TRENTON, N.J. – New Jersey lawmakers passed a pair of measures Thursday stemming from the politically motivated lane closures near the George Washington Bridge last year.
The Assembly approved legislation that would subject the Port Authority of New York and New Jersey to the open-records laws of both states. It also would require an annual audit, lobbying restrictions and the creation of whistleblower protections.
The proposals gained momentum after Gov. Chris Christie’s administration faced scrutiny over the lane closures, according to Democratic Assemblywoman Valerie Vainieri Huttle, who co-sponsored the legislation.
“The Port Authority has been a dysfunctional agency plagued with abuse and mismanagement for many years,” she said, pointing out that toll prices on the George Washington Bridge are slated to rise to $14. “For us to pay those type of tolls and not see accountability where that money is going is inexcusable for the residents and commuters of New Jersey and New York.”
The bill passed with Republican support.
“We’ve reached a good place in the state of New Jersey,” said Assembly Republican Leader Jon Bramnick. “Hopefully we can leave the bad politics to the past.”
Both states must adopt identical bills for the legislation to take effect. New York lawmakers passed the measures in June, while New Jersey’s Senate passed one in June and the other in September.
The measures now head to Christie. An administration spokesman did not immediately return a message seeking comment. In New York, the proposal awaits action by Gov. Andrew Cuomo. A spokesman for the Democratic governor said the legislation is under review.
Christie vetoed a similar bill in 2012, Vainieri Huttle said, noting that his opposition came before the lane closure scandal that resulted in a legislative investigation and threatened the governor’s 2016 presidential ambitions.
“I think the pressure now is on him and Governor Cuomo.
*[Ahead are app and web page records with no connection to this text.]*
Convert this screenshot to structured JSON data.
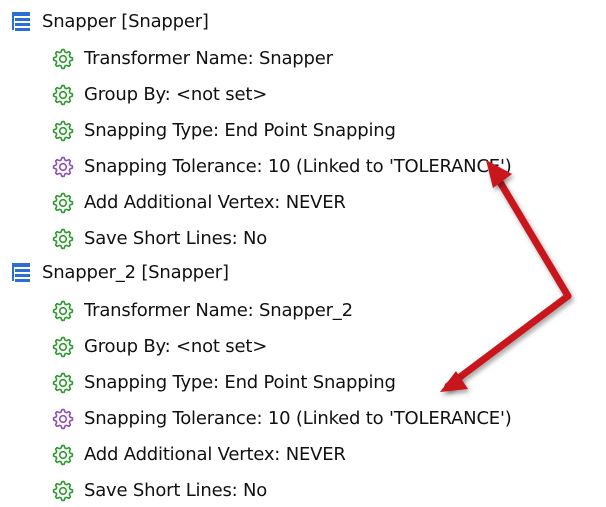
{
  "transformers": [
    {
      "header": "Snapper [Snapper]",
      "icon": "transformer-list-icon",
      "params": [
        {
          "label": "Transformer Name: Snapper",
          "icon": "gear-icon",
          "color": "#2e9a2e"
        },
        {
          "label": "Group By: <not set>",
          "icon": "gear-icon",
          "color": "#2e9a2e"
        },
        {
          "label": "Snapping Type: End Point Snapping",
          "icon": "gear-icon",
          "color": "#2e9a2e"
        },
        {
          "label": "Snapping Tolerance: 10 (Linked to 'TOLERANCE')",
          "icon": "gear-icon",
          "color": "#8e4fb8"
        },
        {
          "label": "Add Additional Vertex: NEVER",
          "icon": "gear-icon",
          "color": "#2e9a2e"
        },
        {
          "label": "Save Short Lines: No",
          "icon": "gear-icon",
          "color": "#2e9a2e"
        }
      ]
    },
    {
      "header": "Snapper_2 [Snapper]",
      "icon": "transformer-list-icon",
      "params": [
        {
          "label": "Transformer Name: Snapper_2",
          "icon": "gear-icon",
          "color": "#2e9a2e"
        },
        {
          "label": "Group By: <not set>",
          "icon": "gear-icon",
          "color": "#2e9a2e"
        },
        {
          "label": "Snapping Type: End Point Snapping",
          "icon": "gear-icon",
          "color": "#2e9a2e"
        },
        {
          "label": "Snapping Tolerance: 10 (Linked to 'TOLERANCE')",
          "icon": "gear-icon",
          "color": "#8e4fb8"
        },
        {
          "label": "Add Additional Vertex: NEVER",
          "icon": "gear-icon",
          "color": "#2e9a2e"
        },
        {
          "label": "Save Short Lines: No",
          "icon": "gear-icon",
          "color": "#2e9a2e"
        }
      ]
    }
  ],
  "colors": {
    "header_icon": "#2b6fd6",
    "published_param": "#2e9a2e",
    "linked_param": "#8e4fb8",
    "annotation_arrow": "#c8141e"
  },
  "annotation": {
    "icon": "double-headed-arrow-icon"
  }
}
When both bodies of the Legislature of New York and New Jersey voted out unanimously, it’s going to be very difficult not to sign this bill into law,” she said.
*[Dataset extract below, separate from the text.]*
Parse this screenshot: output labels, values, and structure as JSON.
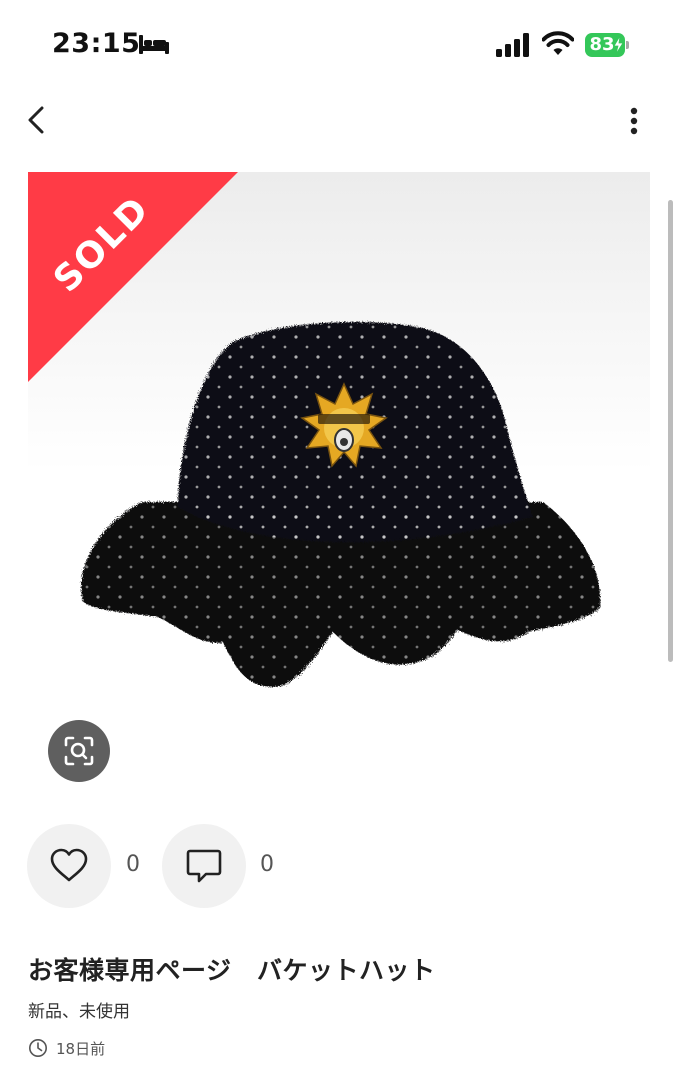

The authority runs tunnels, bridges and major airports in both states.
Associated Press writer David Klepper contributed to this report.